153 - Morphological correlations in model poly(alkylthiophene)-fullerene thin film OPV devices
Nabankur Deb1, David G Bucknall1, email@example.com, Alamgir Karim2, Xiong Gong2, Max Skoda3, Sarah Rogers3. (1) Materials Science and Engineering, Georgia Institute of Technology, Atlanta, GA 30332-0295, United States, (2) Polymer Engineering, University of Akron, Akron, OH 44325-0301, United States, (3) ISIS Facility, STFC, Rutherford Appleton Laboratory, Chilton, Oxon OX11 0QX, United Kingdom
Thin film bulk heterojunction (BHJ) systems exploiting fullerenes dispersed in conjugated polymers are popular material candidates for organic photovoltaics (OPVs). The device efficiency is dependent on a number of factors including the inherent morphology of the BHJs. To improve device efficiency and make OPVs commercially viable, it is essential to be able to understand and consequently control the morphology of BHJ films.

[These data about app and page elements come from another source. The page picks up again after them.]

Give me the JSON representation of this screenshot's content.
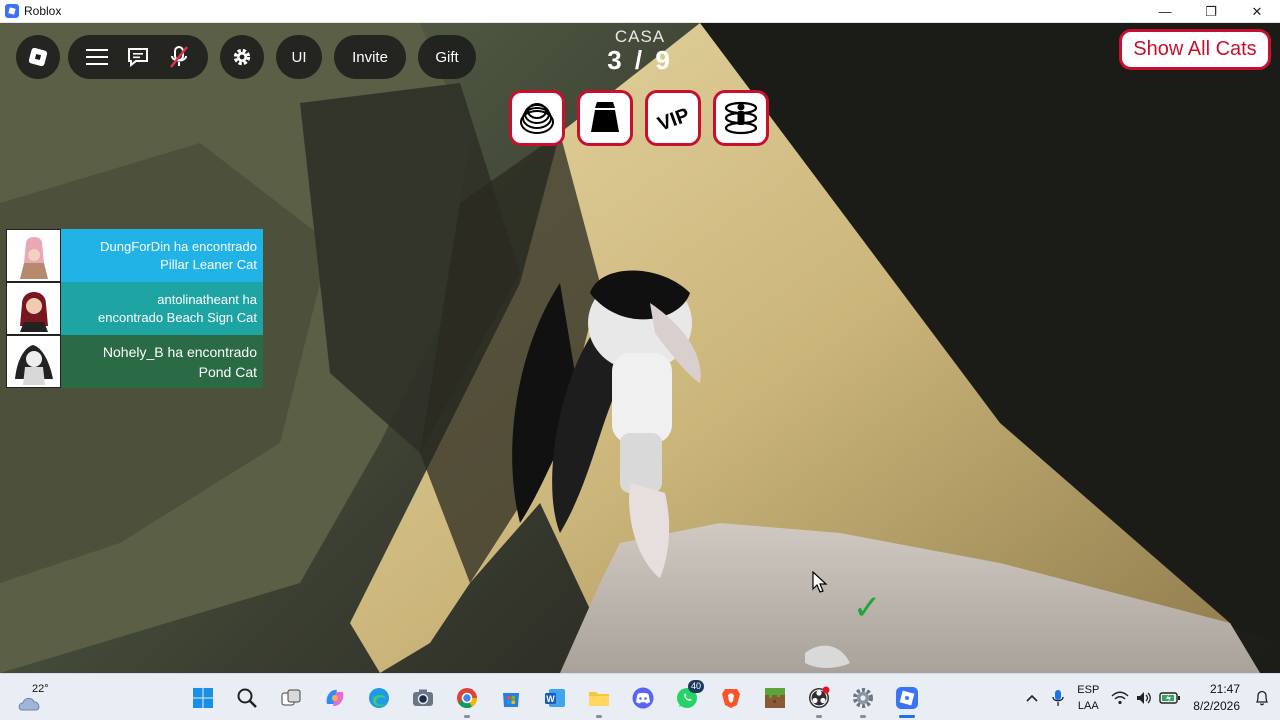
{
  "window": {
    "title": "Roblox",
    "controls": {
      "minimize": "—",
      "restore": "❐",
      "close": "✕"
    }
  },
  "hud": {
    "ui_label": "UI",
    "invite_label": "Invite",
    "gift_label": "Gift",
    "counter_label": "CASA",
    "counter_value": "3 / 9",
    "show_cats_label": "Show All Cats",
    "abilities": [
      "spring-icon",
      "cape-icon",
      "vip-icon",
      "teleport-icon"
    ],
    "ability_vip_text": "VIP"
  },
  "feed": [
    {
      "player": "DungForDin",
      "text": "DungForDin ha encontrado Pillar Leaner Cat"
    },
    {
      "player": "antolinatheant",
      "text": "antolinatheant ha encontrado Beach Sign Cat"
    },
    {
      "player": "Nohely_B",
      "text": "Nohely_B ha encontrado Pond Cat"
    }
  ],
  "feed_lines": {
    "item1_line1": "DungForDin ha encontrado",
    "item1_line2": "Pillar Leaner Cat",
    "item2_line1": "antolinatheant ha",
    "item2_line2": "encontrado Beach Sign Cat",
    "item3_line1": "Nohely_B ha encontrado",
    "item3_line2": "Pond Cat"
  },
  "taskbar": {
    "weather_temp": "22°",
    "apps": [
      "start",
      "search",
      "task-view",
      "copilot",
      "edge",
      "camera",
      "chrome",
      "store",
      "word",
      "file-explorer",
      "discord",
      "whatsapp",
      "brave",
      "minecraft",
      "obs",
      "settings",
      "roblox"
    ],
    "whatsapp_badge": "40",
    "lang_top": "ESP",
    "lang_bottom": "LAA",
    "time": "21:47",
    "date": "8/2/2026"
  },
  "colors": {
    "accent_red": "#c8102e",
    "feed_blue": "#22b3e6",
    "feed_teal": "#1fa4a4",
    "feed_green": "#2a6a45",
    "check_green": "#1fa53a"
  }
}
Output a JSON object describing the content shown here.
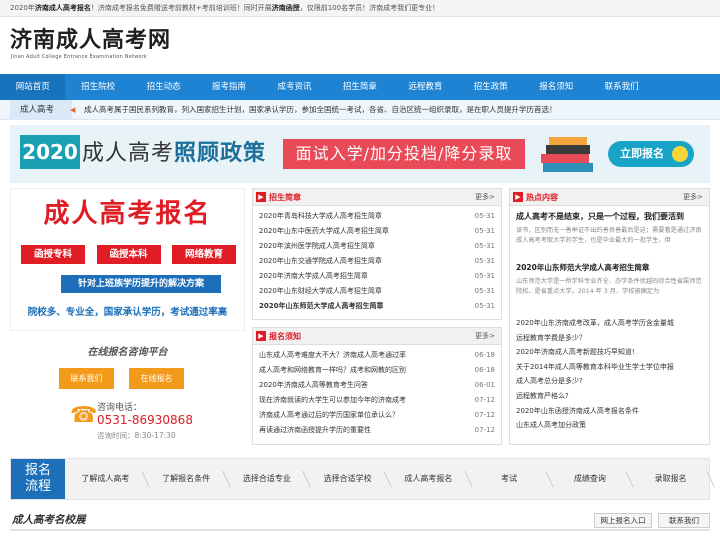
{
  "topbar": {
    "text_prefix": "2020年",
    "text_bold": "济南成人高考报名",
    "text_mid": "！济南成考报名免费赠送考前教材+考前培训班！同时开展",
    "text_bold2": "济南函授",
    "text_end": "，仅限前100名学员！济南成考我们更专业！"
  },
  "header": {
    "title": "济南成人高考网",
    "subtitle": "Jinan Adult College Entrance Examination Network"
  },
  "nav": [
    "网站首页",
    "招生院校",
    "招生动态",
    "报考指南",
    "成考资讯",
    "招生简章",
    "远程教育",
    "招生政策",
    "报名须知",
    "联系我们"
  ],
  "ticker": {
    "tag": "成人高考",
    "text": "成人高考属于国民系列教育，列入国家招生计划，国家承认学历，参加全国统一考试，各省、自治区统一组织录取，是在职人员提升学历首选！"
  },
  "banner": {
    "year": "2020",
    "main_prefix": "成人高考",
    "main_bold": "照顾政策",
    "box": "面试入学/加分投档/降分录取",
    "button": "立即报名"
  },
  "promo": {
    "title": "成人高考报名",
    "tags": [
      "函授专科",
      "函授本科",
      "网络教育"
    ],
    "strip": "针对上班族学历提升的解决方案",
    "foot": "院校多、专业全，国家承认学历，考试通过率高"
  },
  "consult": {
    "title": "在线报名咨询平台",
    "contact_btn": "联系我们",
    "online_btn": "在线报名",
    "phone_label": "咨询电话：",
    "phone": "0531-86930868",
    "hours": "咨询时间：8:30-17:30"
  },
  "brochure": {
    "title": "招生简章",
    "more": "更多>",
    "items": [
      {
        "t": "2020年青岛科技大学成人高考招生简章",
        "d": "05-31"
      },
      {
        "t": "2020年山东中医药大学成人高考招生简章",
        "d": "05-31"
      },
      {
        "t": "2020年滨州医学院成人高考招生简章",
        "d": "05-31"
      },
      {
        "t": "2020年山东交通学院成人高考招生简章",
        "d": "05-31"
      },
      {
        "t": "2020年济南大学成人高考招生简章",
        "d": "05-31"
      },
      {
        "t": "2020年山东财经大学成人高考招生简章",
        "d": "05-31"
      },
      {
        "t": "2020年山东师范大学成人高考招生简章",
        "d": "05-31"
      }
    ]
  },
  "notice": {
    "title": "报名须知",
    "more": "更多>",
    "items": [
      {
        "t": "山东成人高考难度大不大？济南成人高考通过率",
        "d": "06-18"
      },
      {
        "t": "成人高考和网络教育一样吗？成考和网教的区别",
        "d": "06-18"
      },
      {
        "t": "2020年济南成人高等教育考生问答",
        "d": "06-01"
      },
      {
        "t": "现在济南就读的大学生可以参加今年的济南成考",
        "d": "07-12"
      },
      {
        "t": "济南成人高考通过后的学历国家单位承认么？",
        "d": "07-12"
      },
      {
        "t": "再读通过济南函授提升学历的重要性",
        "d": "07-12"
      }
    ]
  },
  "hot": {
    "title": "热点内容",
    "more": "更多>",
    "feature1_title": "成人高考不是结束，只是一个过程，我们要活到",
    "feature1_desc": "读书，区别而无一善举证不出的善良善最后是这；需要看是通过济南成人高考考取大学的学生，也是毕业最大的一批学生，但",
    "feature2_title": "2020年山东师范大学成人高考招生简章",
    "feature2_desc": "山东师范大学是一所学科专业齐全、办学条件优越的综合性省属师范院校。是省重点大学。2014 年 3 月，学校被确定为",
    "items": [
      "2020年山东济南成考改革，成人高考学历含金量城",
      "远程教育学费是多少？",
      "2020年济南成人高考新题技巧早知道!",
      "关于2014年成人高等教育本科毕业生学士学位申报",
      "成人高考总分是多少?",
      "远程教育严格么?",
      "2020年山东函授济南成人高考报名条件",
      "山东成人高考加分政策"
    ]
  },
  "process": {
    "head": "报名流程",
    "steps": [
      "了解成人高考",
      "了解报名条件",
      "选择合适专业",
      "选择合适学校",
      "成人高考报名",
      "考试",
      "成绩查询",
      "录取报名"
    ]
  },
  "famous": {
    "title": "成人高考名校展",
    "btn1": "网上报名入口",
    "btn2": "联系我们"
  },
  "colors": {
    "nav": "#1e83d3",
    "accent_red": "#e01c24",
    "accent_orange": "#f39a1b",
    "brand_blue": "#1c6fb8"
  }
}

We are studying model systems composed of mixtures of different poly(3-alkyl thiophene)s and fullerenes. BHJ morphologies of these mixtures in full device configuration have been explored using a variety of techniques and correlated to their device performance. Composition depth profile analysis using neutron reflectivity has shown that fullerene segregates to both the top (Al) and bottom (PEDOT:PSS) electrodes. The segregated excess fullerene at the PEDOT:PSS electrode has been shown to be inversely related to the fill factor (FF), whilst the excess at the Al electrode is linearly related to the short-circuit current. Grazing incidence SANS has shown that the lateral phase domain morphology varies through the BHJ thickness. At the Al electrode interface, domains of tens of nanometers are observed but everywhere else in the film domain sizes are over hundreds of nanometers. WAXS measurements have shown that devices with the highest efficiency have the lowest overall total crystallinity and the crystals are for the most part randomly oriented relative to the electrode surfaces, with a small degree of orientation of the (100) planes of the poly(thiophenes) parallel to the substrate.

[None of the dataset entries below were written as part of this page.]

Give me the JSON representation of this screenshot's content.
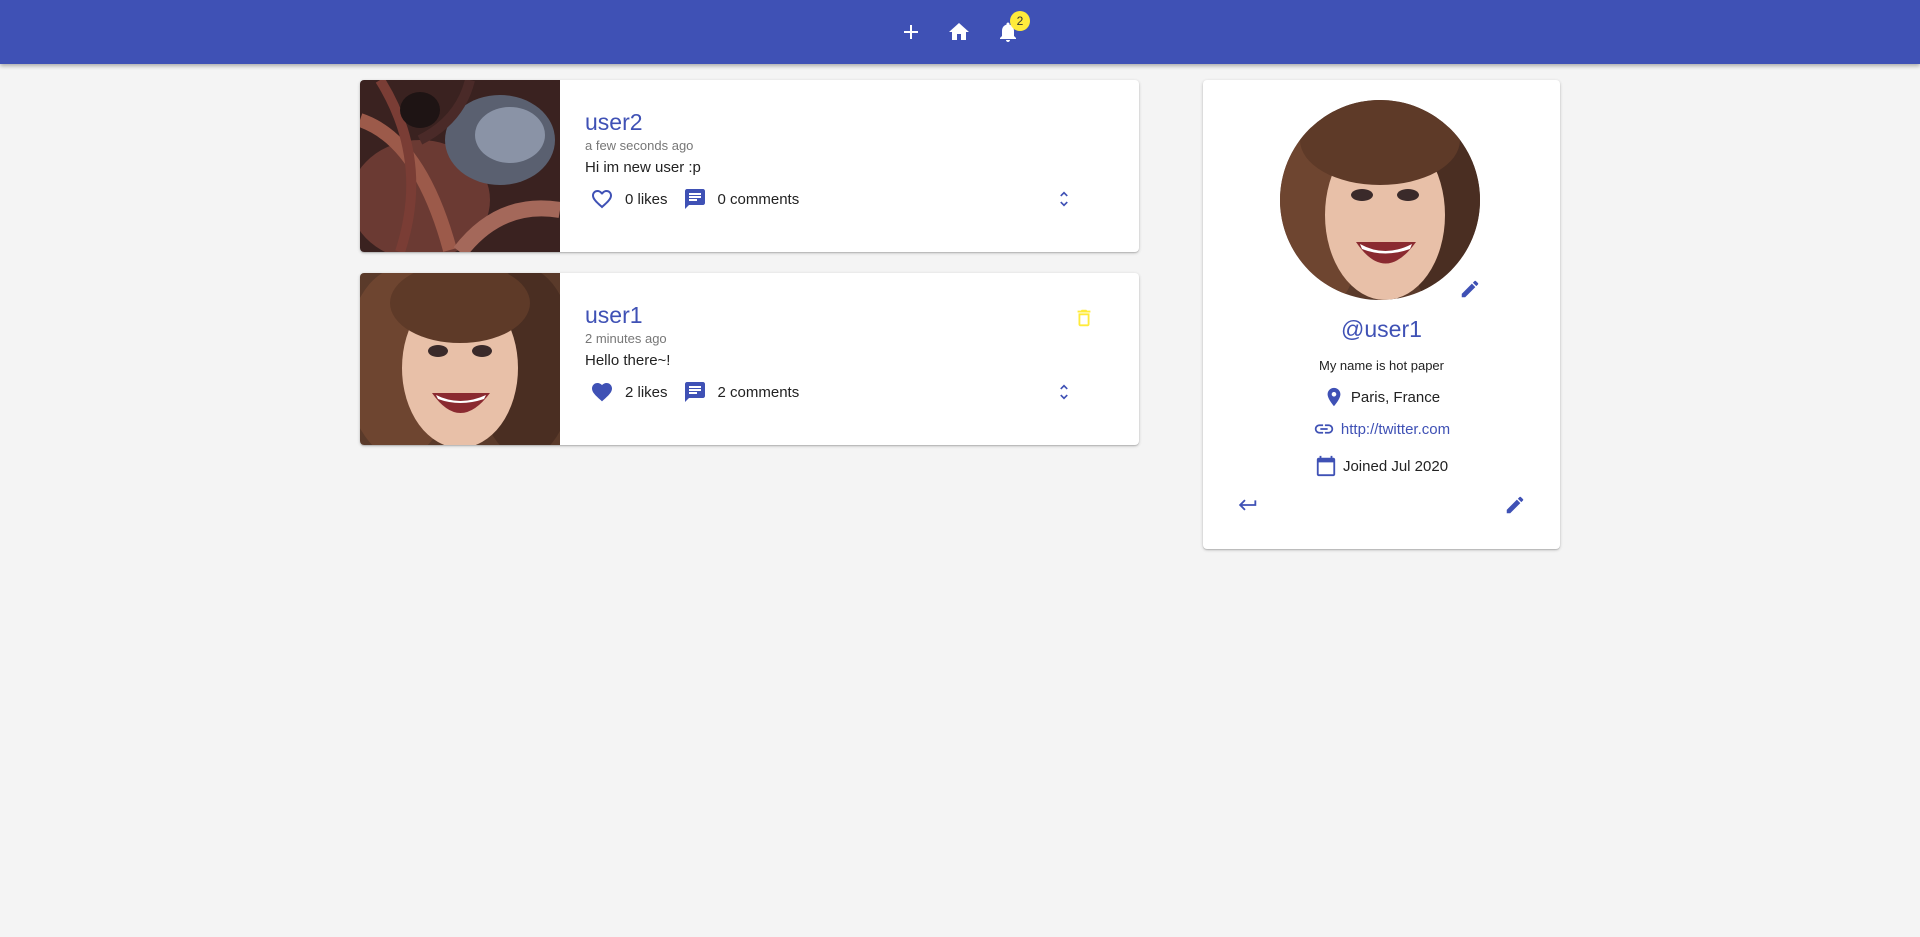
{
  "appbar": {
    "color": "#3f51b5",
    "buttons": [
      "add-icon",
      "home-icon",
      "notifications-icon"
    ],
    "notification_count": "2"
  },
  "screams": [
    {
      "user": "user2",
      "time": "a few seconds ago",
      "body": "Hi im new user :p",
      "likes": "0 likes",
      "comments": "0 comments",
      "liked": false,
      "deletable": false
    },
    {
      "user": "user1",
      "time": "2 minutes ago",
      "body": "Hello there~!",
      "likes": "2 likes",
      "comments": "2 comments",
      "liked": true,
      "deletable": true
    }
  ],
  "profile": {
    "handle": "@user1",
    "bio": "My name is hot paper",
    "location": "Paris, France",
    "website": "http://twitter.com",
    "joined": "Joined Jul 2020"
  },
  "colors": {
    "primary": "#3f51b5",
    "accent": "#ffeb3b",
    "background": "#f4f4f4"
  }
}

Using these design criteria, we are exploring the use of additives to control crystallization of the poly(thiophene). Given we observe a reduction in FF with increased fullerene at the PEDOT:PSS we are exploring the methods to modify the electrode interface to promote poly(alkylthiophene) segregation and hence increase FF.
Tuesday, March 18, 2014 10:30 AM
Conjugated Polymers for Optoelectronics, Electronics and Biosensors (08:00 AM - 12:30 PM)
Location: Hyatt Regency Dallas
Room: Cumberland B